Interface dataset entries
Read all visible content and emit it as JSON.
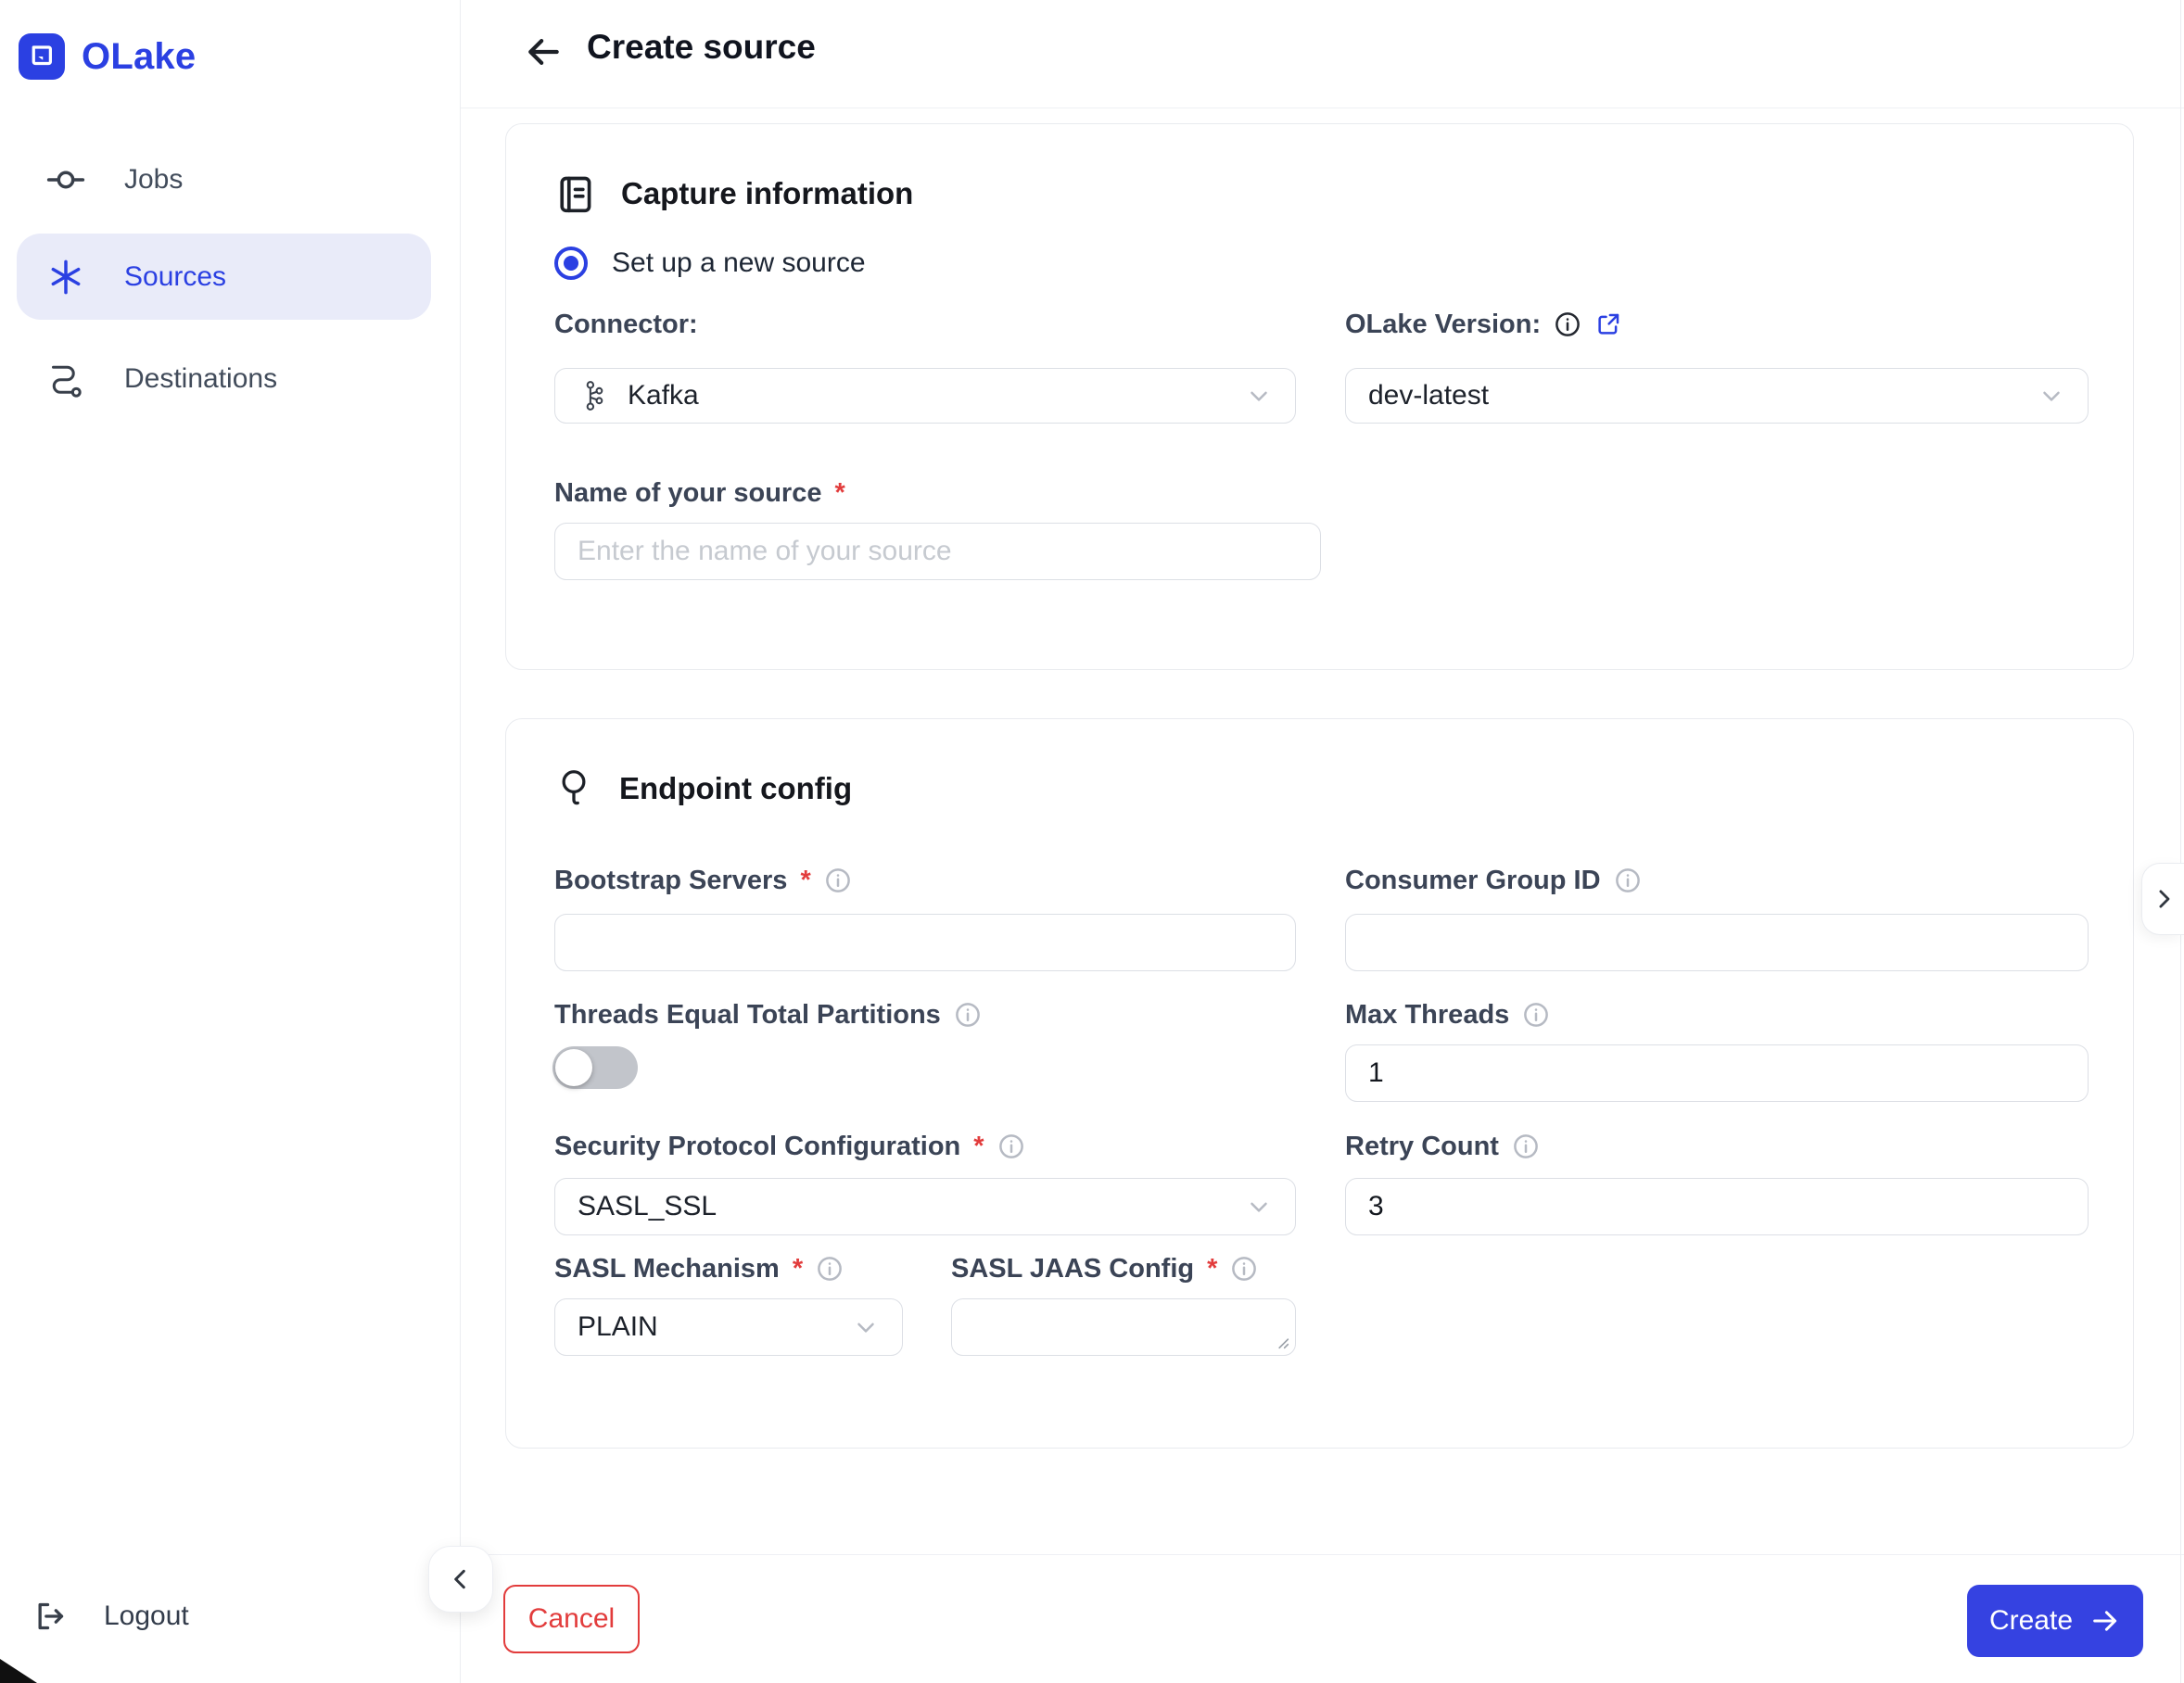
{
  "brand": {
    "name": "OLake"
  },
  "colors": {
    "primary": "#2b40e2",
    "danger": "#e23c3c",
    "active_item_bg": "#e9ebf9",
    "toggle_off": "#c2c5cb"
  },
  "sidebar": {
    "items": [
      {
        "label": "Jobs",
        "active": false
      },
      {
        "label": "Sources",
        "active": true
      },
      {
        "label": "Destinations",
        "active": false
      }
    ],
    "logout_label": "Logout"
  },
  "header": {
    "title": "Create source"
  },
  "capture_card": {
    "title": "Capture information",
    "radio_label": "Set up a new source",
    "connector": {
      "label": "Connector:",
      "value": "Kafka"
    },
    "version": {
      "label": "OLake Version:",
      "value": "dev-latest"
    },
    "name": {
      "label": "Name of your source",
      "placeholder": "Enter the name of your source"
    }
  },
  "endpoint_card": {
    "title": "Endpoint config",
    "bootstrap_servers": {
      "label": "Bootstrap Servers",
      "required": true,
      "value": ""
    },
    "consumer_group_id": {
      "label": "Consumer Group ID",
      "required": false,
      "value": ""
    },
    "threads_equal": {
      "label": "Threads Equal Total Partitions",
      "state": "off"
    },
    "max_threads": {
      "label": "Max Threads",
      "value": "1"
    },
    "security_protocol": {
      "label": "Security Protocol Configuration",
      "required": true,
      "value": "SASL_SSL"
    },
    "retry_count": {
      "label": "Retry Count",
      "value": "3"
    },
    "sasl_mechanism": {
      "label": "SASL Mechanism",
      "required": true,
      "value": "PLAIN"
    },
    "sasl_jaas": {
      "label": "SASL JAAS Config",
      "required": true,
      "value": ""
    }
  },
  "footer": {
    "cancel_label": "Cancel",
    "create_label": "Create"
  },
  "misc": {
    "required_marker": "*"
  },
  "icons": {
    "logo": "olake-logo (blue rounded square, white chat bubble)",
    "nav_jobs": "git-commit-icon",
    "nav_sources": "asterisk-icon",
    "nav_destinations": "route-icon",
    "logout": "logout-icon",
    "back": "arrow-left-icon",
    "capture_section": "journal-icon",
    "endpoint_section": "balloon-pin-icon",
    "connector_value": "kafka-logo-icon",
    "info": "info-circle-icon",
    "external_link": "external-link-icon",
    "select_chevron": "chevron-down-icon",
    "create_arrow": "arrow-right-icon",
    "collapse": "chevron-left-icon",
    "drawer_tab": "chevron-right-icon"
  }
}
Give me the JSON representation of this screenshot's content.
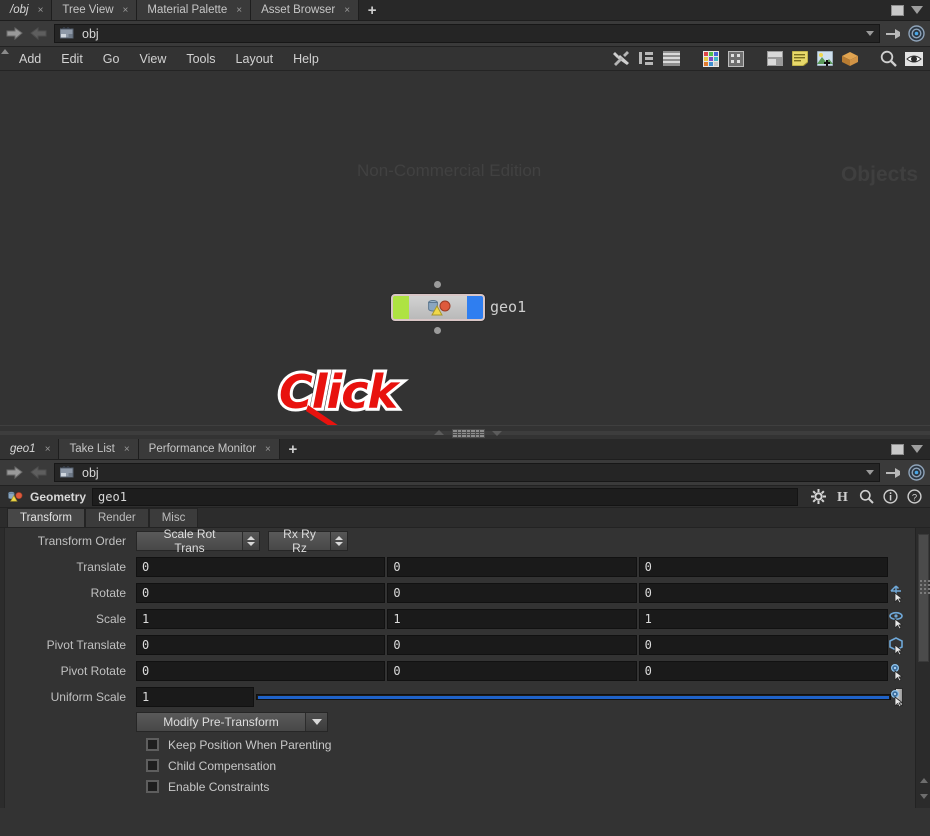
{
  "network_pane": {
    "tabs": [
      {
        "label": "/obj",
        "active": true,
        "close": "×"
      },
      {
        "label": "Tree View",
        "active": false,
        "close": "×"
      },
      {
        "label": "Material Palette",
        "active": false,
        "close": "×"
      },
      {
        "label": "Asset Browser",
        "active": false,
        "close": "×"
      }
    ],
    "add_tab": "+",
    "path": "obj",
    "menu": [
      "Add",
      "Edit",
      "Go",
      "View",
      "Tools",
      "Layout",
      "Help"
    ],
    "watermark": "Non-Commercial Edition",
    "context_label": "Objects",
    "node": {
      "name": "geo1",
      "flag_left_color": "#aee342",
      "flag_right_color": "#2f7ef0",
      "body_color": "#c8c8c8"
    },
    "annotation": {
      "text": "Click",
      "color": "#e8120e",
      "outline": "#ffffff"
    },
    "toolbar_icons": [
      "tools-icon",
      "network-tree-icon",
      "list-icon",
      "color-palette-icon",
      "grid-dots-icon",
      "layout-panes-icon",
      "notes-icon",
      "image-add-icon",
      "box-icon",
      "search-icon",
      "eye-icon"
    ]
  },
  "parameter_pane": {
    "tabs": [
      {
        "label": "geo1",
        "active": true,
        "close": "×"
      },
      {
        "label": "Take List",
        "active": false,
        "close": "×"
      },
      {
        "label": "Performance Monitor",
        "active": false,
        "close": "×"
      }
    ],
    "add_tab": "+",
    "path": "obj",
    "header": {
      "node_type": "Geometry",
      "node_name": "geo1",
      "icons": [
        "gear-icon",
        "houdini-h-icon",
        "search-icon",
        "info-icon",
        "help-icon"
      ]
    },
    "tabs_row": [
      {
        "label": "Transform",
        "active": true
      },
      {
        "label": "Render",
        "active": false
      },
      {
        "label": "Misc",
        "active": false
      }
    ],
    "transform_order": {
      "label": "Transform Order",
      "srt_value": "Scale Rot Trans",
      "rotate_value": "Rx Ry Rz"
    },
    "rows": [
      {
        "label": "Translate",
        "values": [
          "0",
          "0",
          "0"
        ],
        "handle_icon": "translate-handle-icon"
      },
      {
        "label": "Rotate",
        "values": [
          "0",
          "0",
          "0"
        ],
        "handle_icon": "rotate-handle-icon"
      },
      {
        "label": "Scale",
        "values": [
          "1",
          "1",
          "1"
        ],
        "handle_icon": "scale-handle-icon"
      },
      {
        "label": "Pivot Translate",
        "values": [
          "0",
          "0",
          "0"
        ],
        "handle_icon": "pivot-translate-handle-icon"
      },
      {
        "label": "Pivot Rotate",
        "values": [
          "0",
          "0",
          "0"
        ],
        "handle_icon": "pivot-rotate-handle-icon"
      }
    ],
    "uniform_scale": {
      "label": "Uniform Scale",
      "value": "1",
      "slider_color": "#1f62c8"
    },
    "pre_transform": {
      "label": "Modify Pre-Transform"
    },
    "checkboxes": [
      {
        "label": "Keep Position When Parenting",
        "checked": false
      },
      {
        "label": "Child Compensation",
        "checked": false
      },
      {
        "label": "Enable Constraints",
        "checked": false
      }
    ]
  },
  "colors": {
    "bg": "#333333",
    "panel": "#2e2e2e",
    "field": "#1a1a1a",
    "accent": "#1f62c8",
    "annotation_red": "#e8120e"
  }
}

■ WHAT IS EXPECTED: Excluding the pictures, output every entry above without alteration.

■ OUTPUT OF THE EXERCISE:
Read all visible content and emit it as JSON.
{
  "brand": {
    "name": "OLake"
  },
  "colors": {
    "primary": "#2b40e2",
    "danger": "#e23c3c",
    "active_item_bg": "#e9ebf9",
    "toggle_off": "#c2c5cb"
  },
  "sidebar": {
    "items": [
      {
        "label": "Jobs",
        "active": false
      },
      {
        "label": "Sources",
        "active": true
      },
      {
        "label": "Destinations",
        "active": false
      }
    ],
    "logout_label": "Logout"
  },
  "header": {
    "title": "Create source"
  },
  "capture_card": {
    "title": "Capture information",
    "radio_label": "Set up a new source",
    "connector": {
      "label": "Connector:",
      "value": "Kafka"
    },
    "version": {
      "label": "OLake Version:",
      "value": "dev-latest"
    },
    "name": {
      "label": "Name of your source",
      "placeholder": "Enter the name of your source"
    }
  },
  "endpoint_card": {
    "title": "Endpoint config",
    "bootstrap_servers": {
      "label": "Bootstrap Servers",
      "required": true,
      "value": ""
    },
    "consumer_group_id": {
      "label": "Consumer Group ID",
      "required": false,
      "value": ""
    },
    "threads_equal": {
      "label": "Threads Equal Total Partitions",
      "state": "off"
    },
    "max_threads": {
      "label": "Max Threads",
      "value": "1"
    },
    "security_protocol": {
      "label": "Security Protocol Configuration",
      "required": true,
      "value": "SASL_SSL"
    },
    "retry_count": {
      "label": "Retry Count",
      "value": "3"
    },
    "sasl_mechanism": {
      "label": "SASL Mechanism",
      "required": true,
      "value": "PLAIN"
    },
    "sasl_jaas": {
      "label": "SASL JAAS Config",
      "required": true,
      "value": ""
    }
  },
  "footer": {
    "cancel_label": "Cancel",
    "create_label": "Create"
  },
  "misc": {
    "required_marker": "*"
  },
  "icons": {
    "logo": "olake-logo (blue rounded square, white chat bubble)",
    "nav_jobs": "git-commit-icon",
    "nav_sources": "asterisk-icon",
    "nav_destinations": "route-icon",
    "logout": "logout-icon",
    "back": "arrow-left-icon",
    "capture_section": "journal-icon",
    "endpoint_section": "balloon-pin-icon",
    "connector_value": "kafka-logo-icon",
    "info": "info-circle-icon",
    "external_link": "external-link-icon",
    "select_chevron": "chevron-down-icon",
    "create_arrow": "arrow-right-icon",
    "collapse": "chevron-left-icon",
    "drawer_tab": "chevron-right-icon"
  }
}
Give me the JSON representation of this screenshot's content.
{
  "network_pane": {
    "tabs": [
      {
        "label": "/obj",
        "active": true,
        "close": "×"
      },
      {
        "label": "Tree View",
        "active": false,
        "close": "×"
      },
      {
        "label": "Material Palette",
        "active": false,
        "close": "×"
      },
      {
        "label": "Asset Browser",
        "active": false,
        "close": "×"
      }
    ],
    "add_tab": "+",
    "path": "obj",
    "menu": [
      "Add",
      "Edit",
      "Go",
      "View",
      "Tools",
      "Layout",
      "Help"
    ],
    "watermark": "Non-Commercial Edition",
    "context_label": "Objects",
    "node": {
      "name": "geo1",
      "flag_left_color": "#aee342",
      "flag_right_color": "#2f7ef0",
      "body_color": "#c8c8c8"
    },
    "annotation": {
      "text": "Click",
      "color": "#e8120e",
      "outline": "#ffffff"
    },
    "toolbar_icons": [
      "tools-icon",
      "network-tree-icon",
      "list-icon",
      "color-palette-icon",
      "grid-dots-icon",
      "layout-panes-icon",
      "notes-icon",
      "image-add-icon",
      "box-icon",
      "search-icon",
      "eye-icon"
    ]
  },
  "parameter_pane": {
    "tabs": [
      {
        "label": "geo1",
        "active": true,
        "close": "×"
      },
      {
        "label": "Take List",
        "active": false,
        "close": "×"
      },
      {
        "label": "Performance Monitor",
        "active": false,
        "close": "×"
      }
    ],
    "add_tab": "+",
    "path": "obj",
    "header": {
      "node_type": "Geometry",
      "node_name": "geo1",
      "icons": [
        "gear-icon",
        "houdini-h-icon",
        "search-icon",
        "info-icon",
        "help-icon"
      ]
    },
    "tabs_row": [
      {
        "label": "Transform",
        "active": true
      },
      {
        "label": "Render",
        "active": false
      },
      {
        "label": "Misc",
        "active": false
      }
    ],
    "transform_order": {
      "label": "Transform Order",
      "srt_value": "Scale Rot Trans",
      "rotate_value": "Rx Ry Rz"
    },
    "rows": [
      {
        "label": "Translate",
        "values": [
          "0",
          "0",
          "0"
        ],
        "handle_icon": "translate-handle-icon"
      },
      {
        "label": "Rotate",
        "values": [
          "0",
          "0",
          "0"
        ],
        "handle_icon": "rotate-handle-icon"
      },
      {
        "label": "Scale",
        "values": [
          "1",
          "1",
          "1"
        ],
        "handle_icon": "scale-handle-icon"
      },
      {
        "label": "Pivot Translate",
        "values": [
          "0",
          "0",
          "0"
        ],
        "handle_icon": "pivot-translate-handle-icon"
      },
      {
        "label": "Pivot Rotate",
        "values": [
          "0",
          "0",
          "0"
        ],
        "handle_icon": "pivot-rotate-handle-icon"
      }
    ],
    "uniform_scale": {
      "label": "Uniform Scale",
      "value": "1",
      "slider_color": "#1f62c8"
    },
    "pre_transform": {
      "label": "Modify Pre-Transform"
    },
    "checkboxes": [
      {
        "label": "Keep Position When Parenting",
        "checked": false
      },
      {
        "label": "Child Compensation",
        "checked": false
      },
      {
        "label": "Enable Constraints",
        "checked": false
      }
    ]
  },
  "colors": {
    "bg": "#333333",
    "panel": "#2e2e2e",
    "field": "#1a1a1a",
    "accent": "#1f62c8",
    "annotation_red": "#e8120e"
  }
}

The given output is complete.